• [PROBLEM TO SOLVE]: Set down the records exactly, and omit any image found in them.

• [RECORDS]:
-*-*-

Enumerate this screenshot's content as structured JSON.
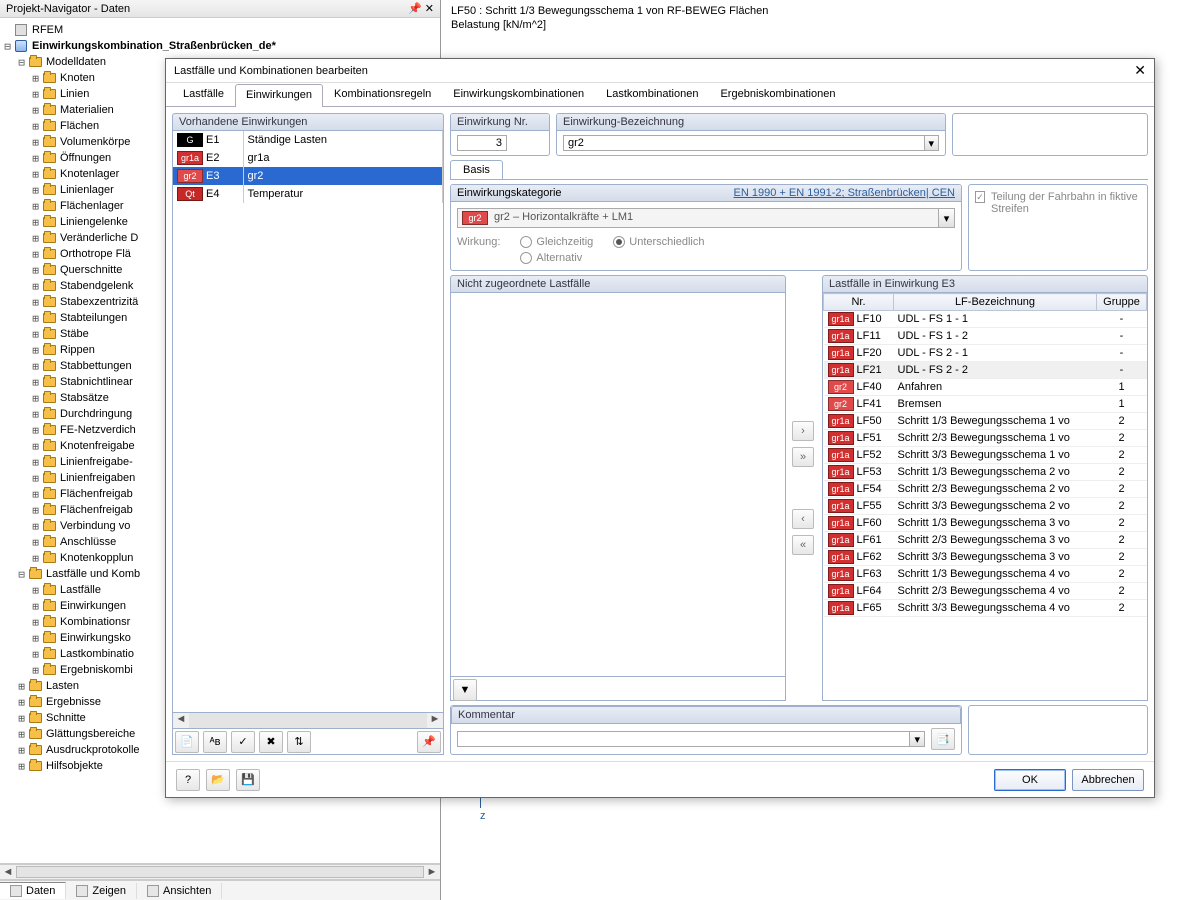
{
  "navigator": {
    "title": "Projekt-Navigator - Daten",
    "root_app": "RFEM",
    "project": "Einwirkungskombination_Straßenbrücken_de*",
    "groups": [
      {
        "label": "Modelldaten",
        "expanded": true,
        "children": [
          "Knoten",
          "Linien",
          "Materialien",
          "Flächen",
          "Volumenkörpe",
          "Öffnungen",
          "Knotenlager",
          "Linienlager",
          "Flächenlager",
          "Liniengelenke",
          "Veränderliche D",
          "Orthotrope Flä",
          "Querschnitte",
          "Stabendgelenk",
          "Stabexzentrizitä",
          "Stabteilungen",
          "Stäbe",
          "Rippen",
          "Stabbettungen",
          "Stabnichtlinear",
          "Stabsätze",
          "Durchdringung",
          "FE-Netzverdich",
          "Knotenfreigabe",
          "Linienfreigabe-",
          "Linienfreigaben",
          "Flächenfreigab",
          "Flächenfreigab",
          "Verbindung vo",
          "Anschlüsse",
          "Knotenkopplun"
        ]
      },
      {
        "label": "Lastfälle und Komb",
        "expanded": true,
        "children": [
          "Lastfälle",
          "Einwirkungen",
          "Kombinationsr",
          "Einwirkungsko",
          "Lastkombinatio",
          "Ergebniskombi"
        ]
      },
      {
        "label": "Lasten",
        "expanded": false
      },
      {
        "label": "Ergebnisse",
        "expanded": false
      },
      {
        "label": "Schnitte",
        "expanded": false
      },
      {
        "label": "Glättungsbereiche",
        "expanded": false
      },
      {
        "label": "Ausdruckprotokolle",
        "expanded": false
      },
      {
        "label": "Hilfsobjekte",
        "expanded": false
      }
    ],
    "tabs": [
      "Daten",
      "Zeigen",
      "Ansichten"
    ]
  },
  "main": {
    "header_line1": "LF50 : Schritt 1/3 Bewegungsschema 1 von RF-BEWEG Flächen",
    "header_line2": "Belastung [kN/m^2]",
    "z_label": "z"
  },
  "dialog": {
    "title": "Lastfälle und Kombinationen bearbeiten",
    "tabs": [
      "Lastfälle",
      "Einwirkungen",
      "Kombinationsregeln",
      "Einwirkungskombinationen",
      "Lastkombinationen",
      "Ergebniskombinationen"
    ],
    "active_tab": 1,
    "actions_header": "Vorhandene Einwirkungen",
    "actions": [
      {
        "tag": "G",
        "tagClass": "G",
        "code": "E1",
        "name": "Ständige Lasten",
        "sel": false
      },
      {
        "tag": "gr1a",
        "tagClass": "gr1a",
        "code": "E2",
        "name": "gr1a",
        "sel": false
      },
      {
        "tag": "gr2",
        "tagClass": "gr2",
        "code": "E3",
        "name": "gr2",
        "sel": true
      },
      {
        "tag": "Qt",
        "tagClass": "Qt",
        "code": "E4",
        "name": "Temperatur",
        "sel": false
      }
    ],
    "einwirkung_nr_label": "Einwirkung Nr.",
    "einwirkung_nr": "3",
    "bezeichnung_label": "Einwirkung-Bezeichnung",
    "bezeichnung": "gr2",
    "basis_tab": "Basis",
    "category_label": "Einwirkungskategorie",
    "category_link": "EN 1990 + EN 1991-2; Straßenbrücken| CEN",
    "category_tag": "gr2",
    "category_value": "gr2 – Horizontalkräfte + LM1",
    "wirkung_label": "Wirkung:",
    "wirkung_options": [
      "Gleichzeitig",
      "Alternativ",
      "Unterschiedlich"
    ],
    "wirkung_selected": 2,
    "teilung_label": "Teilung der Fahrbahn in fiktive Streifen",
    "unassigned_label": "Nicht zugeordnete Lastfälle",
    "assigned_label": "Lastfälle in Einwirkung E3",
    "col_nr": "Nr.",
    "col_bez": "LF-Bezeichnung",
    "col_grp": "Gruppe",
    "loadcases": [
      {
        "tag": "gr1a",
        "nr": "LF10",
        "bez": "UDL - FS 1 - 1",
        "grp": "-"
      },
      {
        "tag": "gr1a",
        "nr": "LF11",
        "bez": "UDL - FS 1 - 2",
        "grp": "-"
      },
      {
        "tag": "gr1a",
        "nr": "LF20",
        "bez": "UDL - FS 2 - 1",
        "grp": "-"
      },
      {
        "tag": "gr1a",
        "nr": "LF21",
        "bez": "UDL - FS 2 - 2",
        "grp": "-",
        "hl": true
      },
      {
        "tag": "gr2",
        "nr": "LF40",
        "bez": "Anfahren",
        "grp": "1"
      },
      {
        "tag": "gr2",
        "nr": "LF41",
        "bez": "Bremsen",
        "grp": "1"
      },
      {
        "tag": "gr1a",
        "nr": "LF50",
        "bez": "Schritt 1/3 Bewegungsschema 1 vo",
        "grp": "2"
      },
      {
        "tag": "gr1a",
        "nr": "LF51",
        "bez": "Schritt 2/3 Bewegungsschema 1 vo",
        "grp": "2"
      },
      {
        "tag": "gr1a",
        "nr": "LF52",
        "bez": "Schritt 3/3 Bewegungsschema 1 vo",
        "grp": "2"
      },
      {
        "tag": "gr1a",
        "nr": "LF53",
        "bez": "Schritt 1/3 Bewegungsschema 2 vo",
        "grp": "2"
      },
      {
        "tag": "gr1a",
        "nr": "LF54",
        "bez": "Schritt 2/3 Bewegungsschema 2 vo",
        "grp": "2"
      },
      {
        "tag": "gr1a",
        "nr": "LF55",
        "bez": "Schritt 3/3 Bewegungsschema 2 vo",
        "grp": "2"
      },
      {
        "tag": "gr1a",
        "nr": "LF60",
        "bez": "Schritt 1/3 Bewegungsschema 3 vo",
        "grp": "2"
      },
      {
        "tag": "gr1a",
        "nr": "LF61",
        "bez": "Schritt 2/3 Bewegungsschema 3 vo",
        "grp": "2"
      },
      {
        "tag": "gr1a",
        "nr": "LF62",
        "bez": "Schritt 3/3 Bewegungsschema 3 vo",
        "grp": "2"
      },
      {
        "tag": "gr1a",
        "nr": "LF63",
        "bez": "Schritt 1/3 Bewegungsschema 4 vo",
        "grp": "2"
      },
      {
        "tag": "gr1a",
        "nr": "LF64",
        "bez": "Schritt 2/3 Bewegungsschema 4 vo",
        "grp": "2"
      },
      {
        "tag": "gr1a",
        "nr": "LF65",
        "bez": "Schritt 3/3 Bewegungsschema 4 vo",
        "grp": "2"
      }
    ],
    "kommentar_label": "Kommentar",
    "kommentar": "",
    "ok": "OK",
    "cancel": "Abbrechen"
  }
}
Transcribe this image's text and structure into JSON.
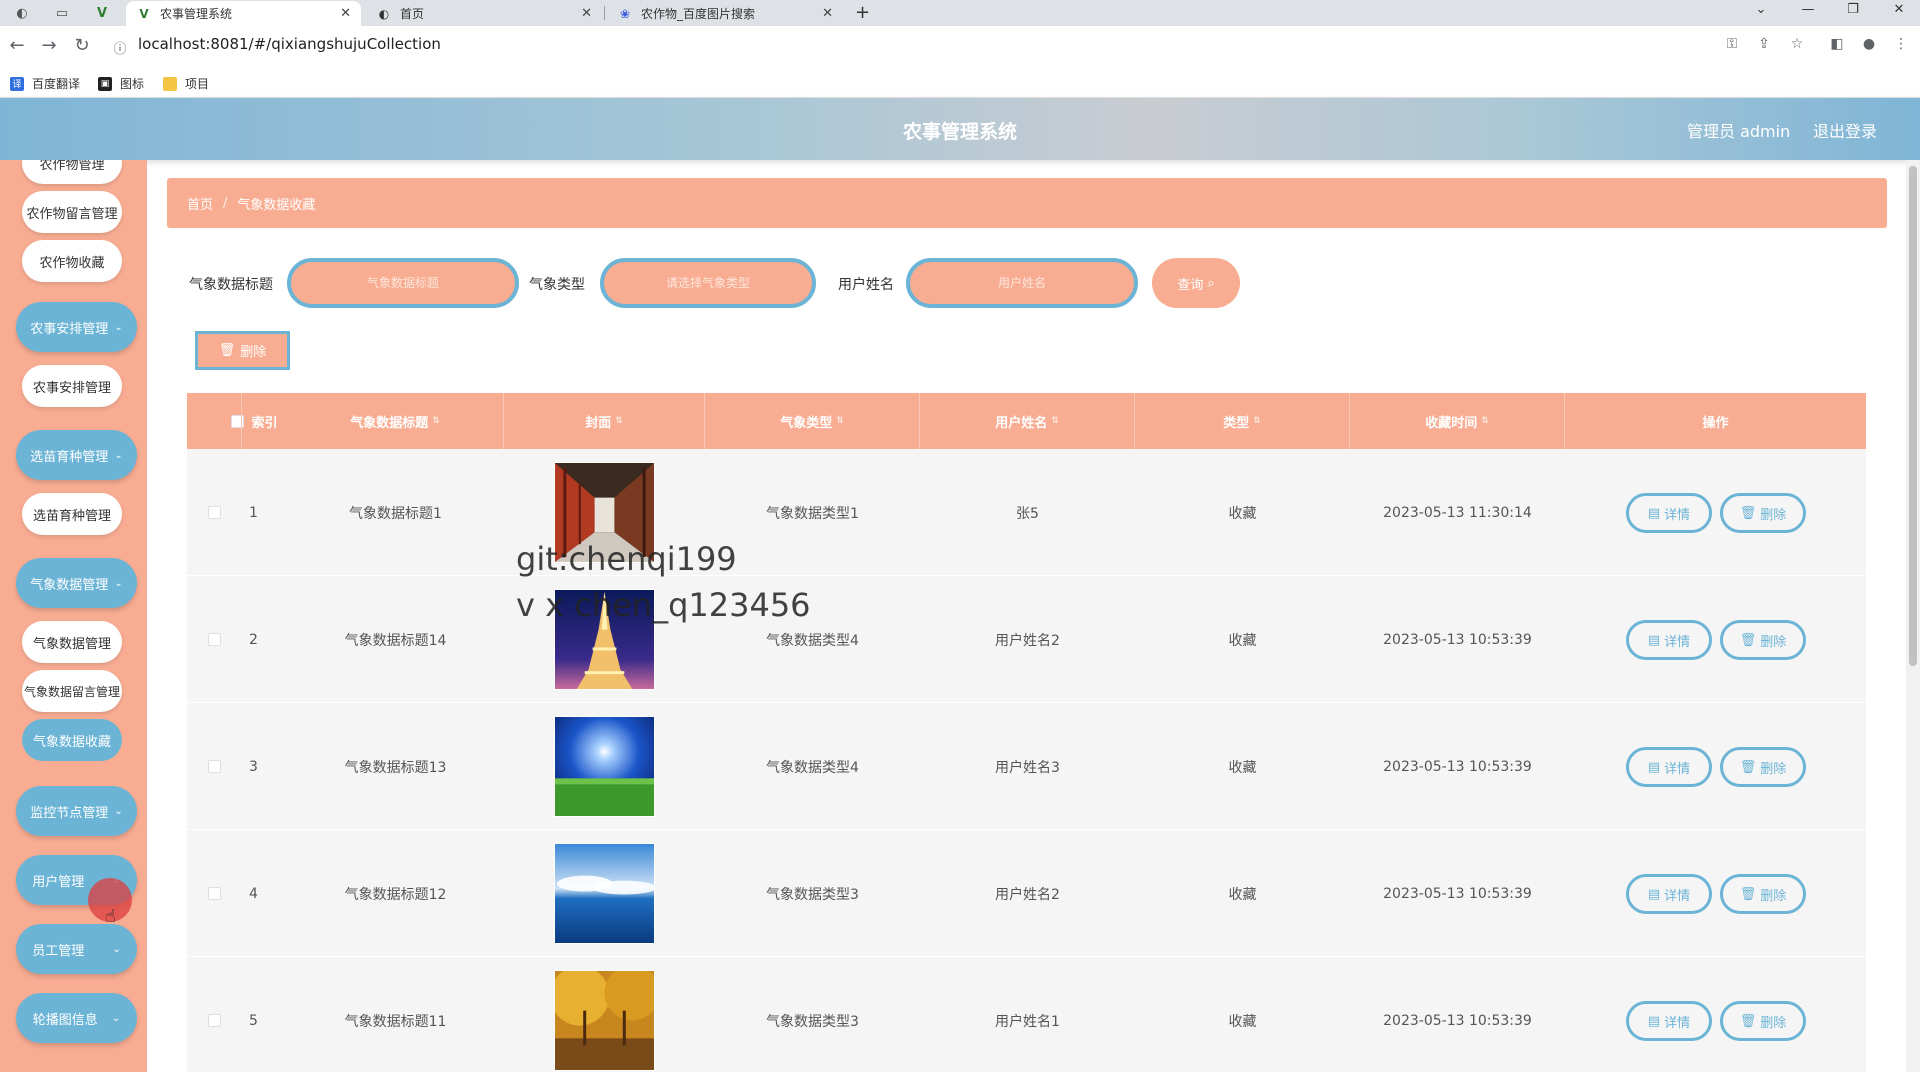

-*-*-

• [TASK SOLUTION]:
Enumerate this screenshot's content as structured JSON.
{
  "navigator": {
    "title": "Projekt-Navigator - Daten",
    "root_app": "RFEM",
    "project": "Einwirkungskombination_Straßenbrücken_de*",
    "groups": [
      {
        "label": "Modelldaten",
        "expanded": true,
        "children": [
          "Knoten",
          "Linien",
          "Materialien",
          "Flächen",
          "Volumenkörpe",
          "Öffnungen",
          "Knotenlager",
          "Linienlager",
          "Flächenlager",
          "Liniengelenke",
          "Veränderliche D",
          "Orthotrope Flä",
          "Querschnitte",
          "Stabendgelenk",
          "Stabexzentrizitä",
          "Stabteilungen",
          "Stäbe",
          "Rippen",
          "Stabbettungen",
          "Stabnichtlinear",
          "Stabsätze",
          "Durchdringung",
          "FE-Netzverdich",
          "Knotenfreigabe",
          "Linienfreigabe-",
          "Linienfreigaben",
          "Flächenfreigab",
          "Flächenfreigab",
          "Verbindung vo",
          "Anschlüsse",
          "Knotenkopplun"
        ]
      },
      {
        "label": "Lastfälle und Komb",
        "expanded": true,
        "children": [
          "Lastfälle",
          "Einwirkungen",
          "Kombinationsr",
          "Einwirkungsko",
          "Lastkombinatio",
          "Ergebniskombi"
        ]
      },
      {
        "label": "Lasten",
        "expanded": false
      },
      {
        "label": "Ergebnisse",
        "expanded": false
      },
      {
        "label": "Schnitte",
        "expanded": false
      },
      {
        "label": "Glättungsbereiche",
        "expanded": false
      },
      {
        "label": "Ausdruckprotokolle",
        "expanded": false
      },
      {
        "label": "Hilfsobjekte",
        "expanded": false
      }
    ],
    "tabs": [
      "Daten",
      "Zeigen",
      "Ansichten"
    ]
  },
  "main": {
    "header_line1": "LF50 : Schritt 1/3 Bewegungsschema 1 von RF-BEWEG Flächen",
    "header_line2": "Belastung [kN/m^2]",
    "z_label": "z"
  },
  "dialog": {
    "title": "Lastfälle und Kombinationen bearbeiten",
    "tabs": [
      "Lastfälle",
      "Einwirkungen",
      "Kombinationsregeln",
      "Einwirkungskombinationen",
      "Lastkombinationen",
      "Ergebniskombinationen"
    ],
    "active_tab": 1,
    "actions_header": "Vorhandene Einwirkungen",
    "actions": [
      {
        "tag": "G",
        "tagClass": "G",
        "code": "E1",
        "name": "Ständige Lasten",
        "sel": false
      },
      {
        "tag": "gr1a",
        "tagClass": "gr1a",
        "code": "E2",
        "name": "gr1a",
        "sel": false
      },
      {
        "tag": "gr2",
        "tagClass": "gr2",
        "code": "E3",
        "name": "gr2",
        "sel": true
      },
      {
        "tag": "Qt",
        "tagClass": "Qt",
        "code": "E4",
        "name": "Temperatur",
        "sel": false
      }
    ],
    "einwirkung_nr_label": "Einwirkung Nr.",
    "einwirkung_nr": "3",
    "bezeichnung_label": "Einwirkung-Bezeichnung",
    "bezeichnung": "gr2",
    "basis_tab": "Basis",
    "category_label": "Einwirkungskategorie",
    "category_link": "EN 1990 + EN 1991-2; Straßenbrücken| CEN",
    "category_tag": "gr2",
    "category_value": "gr2 – Horizontalkräfte + LM1",
    "wirkung_label": "Wirkung:",
    "wirkung_options": [
      "Gleichzeitig",
      "Alternativ",
      "Unterschiedlich"
    ],
    "wirkung_selected": 2,
    "teilung_label": "Teilung der Fahrbahn in fiktive Streifen",
    "unassigned_label": "Nicht zugeordnete Lastfälle",
    "assigned_label": "Lastfälle in Einwirkung E3",
    "col_nr": "Nr.",
    "col_bez": "LF-Bezeichnung",
    "col_grp": "Gruppe",
    "loadcases": [
      {
        "tag": "gr1a",
        "nr": "LF10",
        "bez": "UDL - FS 1 - 1",
        "grp": "-"
      },
      {
        "tag": "gr1a",
        "nr": "LF11",
        "bez": "UDL - FS 1 - 2",
        "grp": "-"
      },
      {
        "tag": "gr1a",
        "nr": "LF20",
        "bez": "UDL - FS 2 - 1",
        "grp": "-"
      },
      {
        "tag": "gr1a",
        "nr": "LF21",
        "bez": "UDL - FS 2 - 2",
        "grp": "-",
        "hl": true
      },
      {
        "tag": "gr2",
        "nr": "LF40",
        "bez": "Anfahren",
        "grp": "1"
      },
      {
        "tag": "gr2",
        "nr": "LF41",
        "bez": "Bremsen",
        "grp": "1"
      },
      {
        "tag": "gr1a",
        "nr": "LF50",
        "bez": "Schritt 1/3 Bewegungsschema 1 vo",
        "grp": "2"
      },
      {
        "tag": "gr1a",
        "nr": "LF51",
        "bez": "Schritt 2/3 Bewegungsschema 1 vo",
        "grp": "2"
      },
      {
        "tag": "gr1a",
        "nr": "LF52",
        "bez": "Schritt 3/3 Bewegungsschema 1 vo",
        "grp": "2"
      },
      {
        "tag": "gr1a",
        "nr": "LF53",
        "bez": "Schritt 1/3 Bewegungsschema 2 vo",
        "grp": "2"
      },
      {
        "tag": "gr1a",
        "nr": "LF54",
        "bez": "Schritt 2/3 Bewegungsschema 2 vo",
        "grp": "2"
      },
      {
        "tag": "gr1a",
        "nr": "LF55",
        "bez": "Schritt 3/3 Bewegungsschema 2 vo",
        "grp": "2"
      },
      {
        "tag": "gr1a",
        "nr": "LF60",
        "bez": "Schritt 1/3 Bewegungsschema 3 vo",
        "grp": "2"
      },
      {
        "tag": "gr1a",
        "nr": "LF61",
        "bez": "Schritt 2/3 Bewegungsschema 3 vo",
        "grp": "2"
      },
      {
        "tag": "gr1a",
        "nr": "LF62",
        "bez": "Schritt 3/3 Bewegungsschema 3 vo",
        "grp": "2"
      },
      {
        "tag": "gr1a",
        "nr": "LF63",
        "bez": "Schritt 1/3 Bewegungsschema 4 vo",
        "grp": "2"
      },
      {
        "tag": "gr1a",
        "nr": "LF64",
        "bez": "Schritt 2/3 Bewegungsschema 4 vo",
        "grp": "2"
      },
      {
        "tag": "gr1a",
        "nr": "LF65",
        "bez": "Schritt 3/3 Bewegungsschema 4 vo",
        "grp": "2"
      }
    ],
    "kommentar_label": "Kommentar",
    "kommentar": "",
    "ok": "OK",
    "cancel": "Abbrechen"
  }
}
Transcribe this image's text and structure into JSON.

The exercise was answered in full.